Georgia is just one of many places around the country where Republican officials are trying to disenfranchise voters of color. They have enacted “exact match” laws, which can disqualify voters for minor clerical errors, and “use it or lose it” laws, which strike voters from registration rolls for not voting in prior elections. They have also closed or shifted polling places and used handwriting analysis to throw out absentee ballots — all tactics that have been shown to disproportionately impact voters of color.
Of course, moves to muzzle the voices and votes of minority voters are also meant to discourage candidates like me from running in the first place. They know it will make the race more daunting.
You might think that all of these hurdles would make me the poster child for what a candidate running for a state legislature in the Deep South should not be. But you’d be wrong.
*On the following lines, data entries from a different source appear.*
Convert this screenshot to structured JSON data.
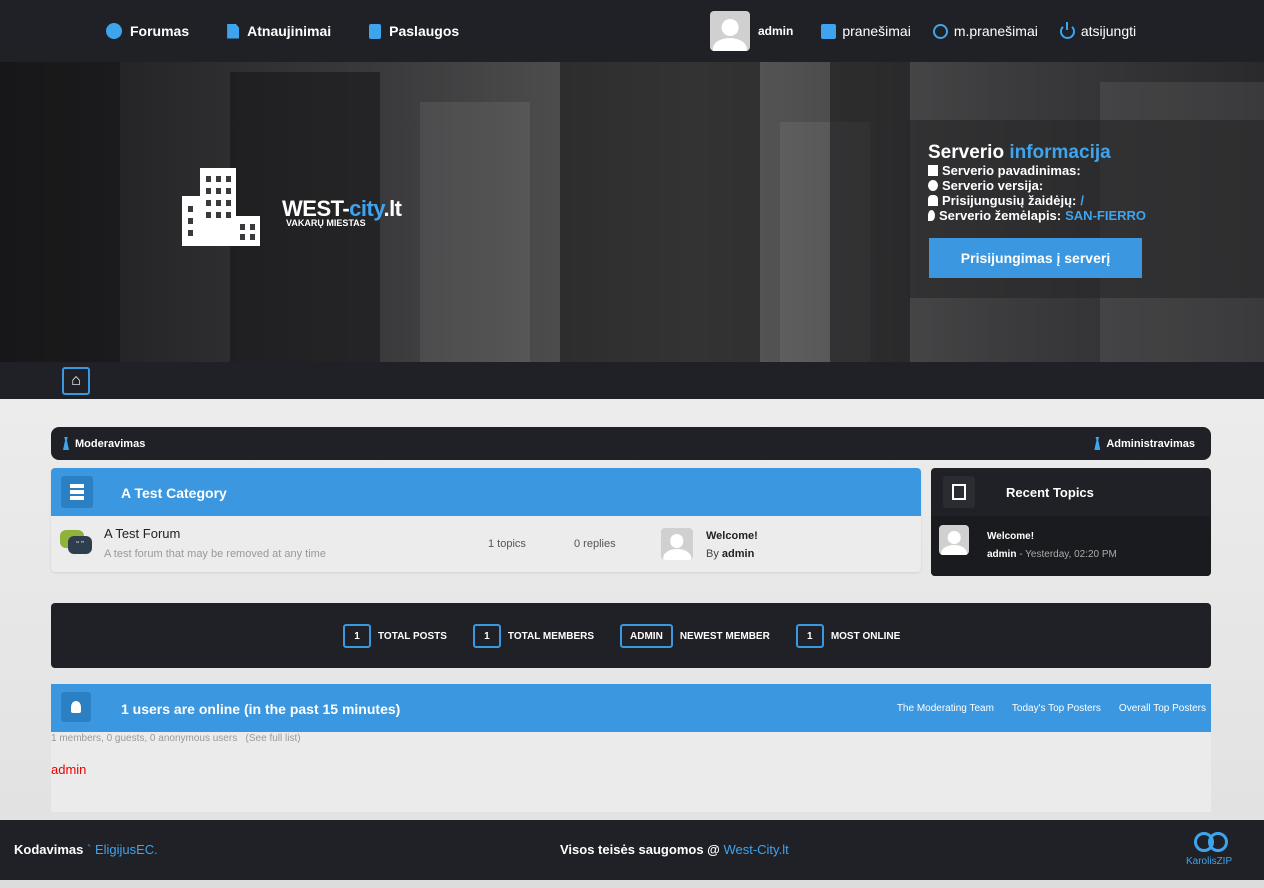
{
  "nav": {
    "items": [
      {
        "label": "Forumas",
        "icon": "chat-bubble-icon"
      },
      {
        "label": "Atnaujinimai",
        "icon": "document-icon"
      },
      {
        "label": "Paslaugos",
        "icon": "bag-icon"
      }
    ],
    "user": "admin",
    "links": [
      {
        "label": "pranešimai",
        "icon": "message-icon"
      },
      {
        "label": "m.pranešimai",
        "icon": "globe-icon"
      },
      {
        "label": "atsijungti",
        "icon": "power-icon"
      }
    ]
  },
  "brand": {
    "name_prefix": "WEST-",
    "name_highlight": "city",
    "name_suffix": ".lt",
    "subtitle": "VAKARŲ MIESTAS"
  },
  "server": {
    "title_plain": "Serverio",
    "title_highlight": "informacija",
    "rows": [
      {
        "label": "Serverio pavadinimas:",
        "value": ""
      },
      {
        "label": "Serverio versija:",
        "value": ""
      },
      {
        "label": "Prisijungusių žaidėjų:",
        "value": "/"
      },
      {
        "label": "Serverio žemėlapis:",
        "value": "SAN-FIERRO"
      }
    ],
    "connect_label": "Prisijungimas į serverį"
  },
  "modbar": {
    "left": "Moderavimas",
    "right": "Administravimas"
  },
  "category": {
    "title": "A Test Category",
    "forum": {
      "name": "A Test Forum",
      "description": "A test forum that may be removed at any time",
      "topics": "1 topics",
      "replies": "0 replies",
      "last_title": "Welcome!",
      "last_by_prefix": "By",
      "last_by_user": "admin"
    }
  },
  "recent": {
    "title": "Recent Topics",
    "item_title": "Welcome!",
    "item_user": "admin",
    "item_time": " - Yesterday, 02:20 PM"
  },
  "stats": [
    {
      "value": "1",
      "label": "TOTAL POSTS"
    },
    {
      "value": "1",
      "label": "TOTAL MEMBERS"
    },
    {
      "value": "ADMIN",
      "label": "NEWEST MEMBER"
    },
    {
      "value": "1",
      "label": "MOST ONLINE"
    }
  ],
  "online": {
    "title": "1 users are online (in the past 15 minutes)",
    "links": [
      "The Moderating Team",
      "Today's Top Posters",
      "Overall Top Posters"
    ],
    "sub": "1 members, 0 guests, 0 anonymous users",
    "full_list": "(See full list)",
    "user": "admin"
  },
  "footer": {
    "left_label": "Kodavimas",
    "left_sep": " ` ",
    "left_link": "EligijusEC.",
    "center_label": "Visos teisės saugomos @ ",
    "center_link": "West-City.lt",
    "logo_text": "KarolisZIP"
  },
  "colors": {
    "accent": "#3a97e0",
    "dark": "#1f2126",
    "online_user": "#e00000"
  }
}
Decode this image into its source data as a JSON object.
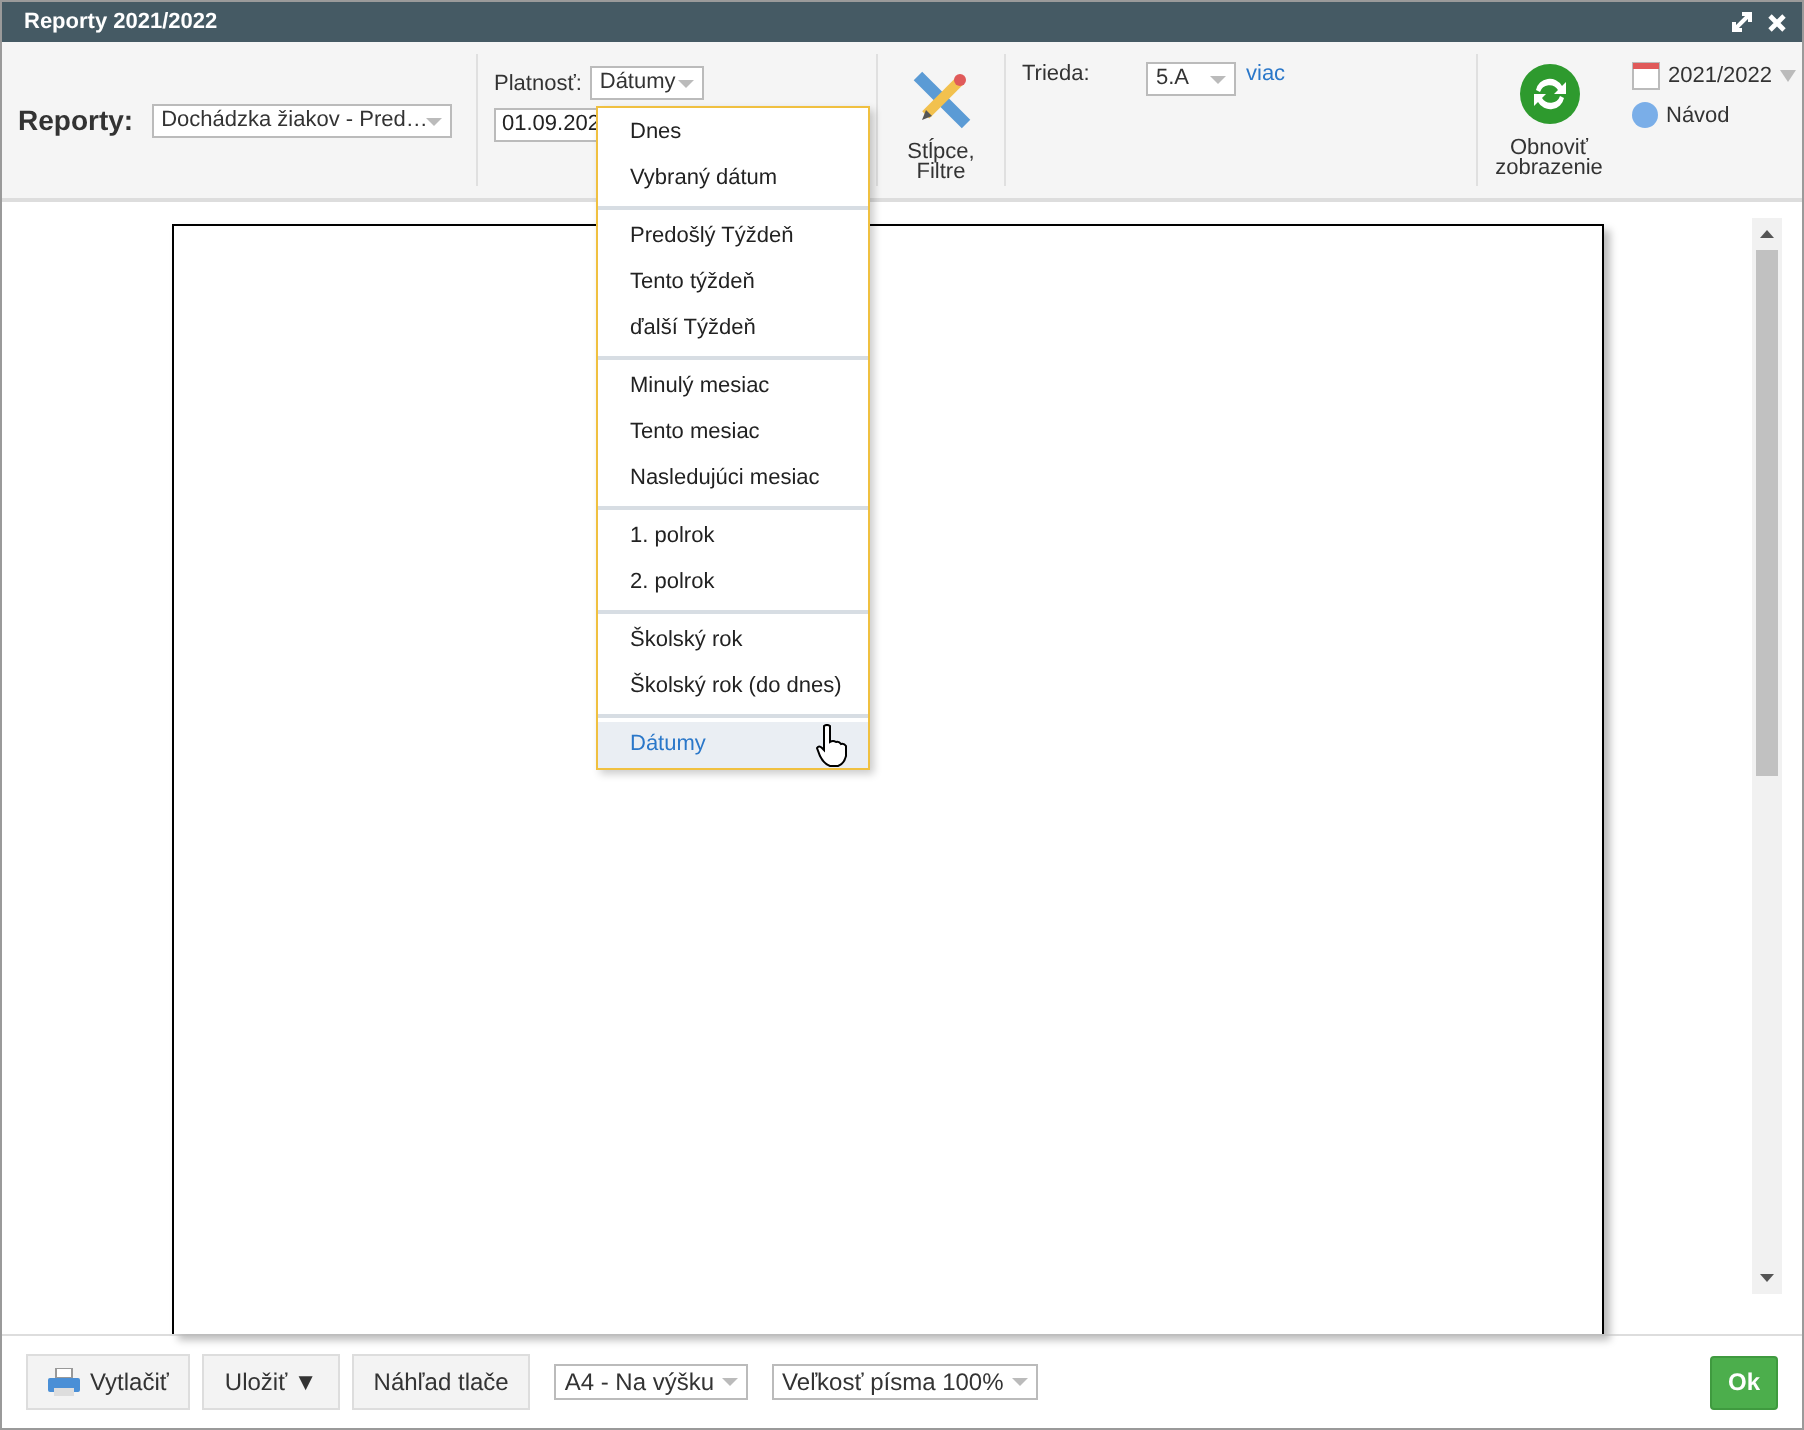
{
  "window": {
    "title": "Reporty 2021/2022"
  },
  "toolbar": {
    "reports_label": "Reporty:",
    "report_select": "Dochádzka žiakov - Pred…",
    "validity_label": "Platnosť:",
    "validity_select": "Dátumy",
    "date_field": "01.09.202",
    "columns_button": "Stĺpce, Filtre",
    "class_label": "Trieda:",
    "class_select": "5.A",
    "more_link": "viac",
    "refresh_button": "Obnoviť zobrazenie",
    "year_select": "2021/2022",
    "help_link": "Návod"
  },
  "menu": {
    "groups": [
      [
        {
          "label": "Dnes",
          "selected": false
        },
        {
          "label": "Vybraný dátum",
          "selected": false
        }
      ],
      [
        {
          "label": "Predošlý Týždeň",
          "selected": false
        },
        {
          "label": "Tento týždeň",
          "selected": false
        },
        {
          "label": "ďalší Týždeň",
          "selected": false
        }
      ],
      [
        {
          "label": "Minulý mesiac",
          "selected": false
        },
        {
          "label": "Tento mesiac",
          "selected": false
        },
        {
          "label": "Nasledujúci mesiac",
          "selected": false
        }
      ],
      [
        {
          "label": "1. polrok",
          "selected": false
        },
        {
          "label": "2. polrok",
          "selected": false
        }
      ],
      [
        {
          "label": "Školský rok",
          "selected": false
        },
        {
          "label": "Školský rok (do dnes)",
          "selected": false
        }
      ],
      [
        {
          "label": "Dátumy",
          "selected": true
        }
      ]
    ]
  },
  "footer": {
    "print_button": "Vytlačiť",
    "save_button": "Uložiť ▼",
    "preview_button": "Náhľad tlače",
    "page_select": "A4 - Na výšku",
    "font_select": "Veľkosť písma 100%",
    "ok_button": "Ok"
  }
}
Sure, in any other election cycle, race, religion, ethnicity or age might be a barrier to seeking office, especially in the South. But in midterm elections, where there is a visceral backlash to President Trump’s racism and misogyny, we are seeing a sea change in the types of people who are running up and down the ballot.
Moves to muzzle the voices and votes of minority voters are also meant to discourage candidates like me from running in the first place.
In my own state, there are a record number of women vying for public office, including my GOP opponent. Among them: Zahra Karinshak, an Iranian-American military veteran who is a candidate for state Senate, Lucy McBath, an African-American gun-reform activist running for Congress, and Stacey Abrams, who is poised to make history as the first African-American governor in the country.
Just seeing who else was running this year made me feel more confident about jumping into my race — and telling my story.
I’ve long been a passionate advocate for the people of this district, especially those who have been historically underrepresented. In graduate school, I founded an organization to engage Muslim Americans in the political process because I saw that people in my community were not voting, and so they didn’t have a voice. As the policy director for a nonprofit legal and advocacy center, I’ve fought for the civil rights of immigrants and people of color by working with legislators on both sides of the aisle.
Given my history of advocacy, it was a natural next step for me to want to represent my district in the state House. In fact, people never asked me if I was going to run for office; they just asked me when I was going to run.
The answer, as turns out, is now. Now is the perfect time to make the case for why someone like me is well suited to represent all voters and why, after a quarter of a century, it might just be time for a change. Even if my hijab necessitates a little extra explaining at the outset.
Aisha Yaqoob is the Democratic candidate for the 97th House District in the Georgia House of Representatives.